____ Extracted material
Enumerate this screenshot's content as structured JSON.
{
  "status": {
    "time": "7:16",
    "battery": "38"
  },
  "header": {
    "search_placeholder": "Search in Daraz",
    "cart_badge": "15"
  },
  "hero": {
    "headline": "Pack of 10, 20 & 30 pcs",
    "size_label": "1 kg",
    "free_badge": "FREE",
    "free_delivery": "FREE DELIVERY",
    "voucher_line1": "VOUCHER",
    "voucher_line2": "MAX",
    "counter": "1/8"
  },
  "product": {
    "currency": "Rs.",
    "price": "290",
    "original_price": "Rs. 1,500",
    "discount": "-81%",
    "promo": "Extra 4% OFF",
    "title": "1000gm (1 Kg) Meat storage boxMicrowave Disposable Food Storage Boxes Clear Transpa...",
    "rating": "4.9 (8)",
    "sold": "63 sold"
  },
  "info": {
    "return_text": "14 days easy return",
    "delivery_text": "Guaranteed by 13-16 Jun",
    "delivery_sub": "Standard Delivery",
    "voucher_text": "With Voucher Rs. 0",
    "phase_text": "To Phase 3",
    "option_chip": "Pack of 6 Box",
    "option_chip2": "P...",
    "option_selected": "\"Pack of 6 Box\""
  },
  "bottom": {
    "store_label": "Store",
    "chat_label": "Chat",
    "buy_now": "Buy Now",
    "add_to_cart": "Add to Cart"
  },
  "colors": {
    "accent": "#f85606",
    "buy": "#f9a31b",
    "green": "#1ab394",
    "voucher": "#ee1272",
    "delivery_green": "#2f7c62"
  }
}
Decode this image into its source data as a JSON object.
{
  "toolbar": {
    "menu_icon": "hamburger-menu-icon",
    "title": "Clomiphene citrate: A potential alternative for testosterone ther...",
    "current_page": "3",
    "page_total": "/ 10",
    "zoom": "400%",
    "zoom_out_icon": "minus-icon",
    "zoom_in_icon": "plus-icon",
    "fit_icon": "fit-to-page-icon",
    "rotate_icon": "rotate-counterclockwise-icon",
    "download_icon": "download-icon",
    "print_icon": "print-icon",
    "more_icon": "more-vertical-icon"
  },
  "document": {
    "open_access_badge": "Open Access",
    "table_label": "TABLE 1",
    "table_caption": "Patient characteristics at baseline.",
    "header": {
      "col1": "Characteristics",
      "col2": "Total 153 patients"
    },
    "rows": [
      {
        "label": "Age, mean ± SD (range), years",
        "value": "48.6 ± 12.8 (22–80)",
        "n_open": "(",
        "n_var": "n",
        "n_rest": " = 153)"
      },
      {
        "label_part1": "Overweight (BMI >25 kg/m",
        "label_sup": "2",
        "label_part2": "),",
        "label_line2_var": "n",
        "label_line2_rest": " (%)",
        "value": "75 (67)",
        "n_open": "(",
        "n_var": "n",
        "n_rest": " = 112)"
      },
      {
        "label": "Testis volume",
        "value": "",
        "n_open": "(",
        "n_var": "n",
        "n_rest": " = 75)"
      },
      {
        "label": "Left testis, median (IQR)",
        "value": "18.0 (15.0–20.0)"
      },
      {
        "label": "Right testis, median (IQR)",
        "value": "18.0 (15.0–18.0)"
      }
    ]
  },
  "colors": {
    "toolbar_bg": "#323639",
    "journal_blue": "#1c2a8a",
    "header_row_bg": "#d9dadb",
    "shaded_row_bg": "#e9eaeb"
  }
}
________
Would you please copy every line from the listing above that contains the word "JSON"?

Enumerate this screenshot's content as structured JSON.
Decode this image into its source data as a JSON object.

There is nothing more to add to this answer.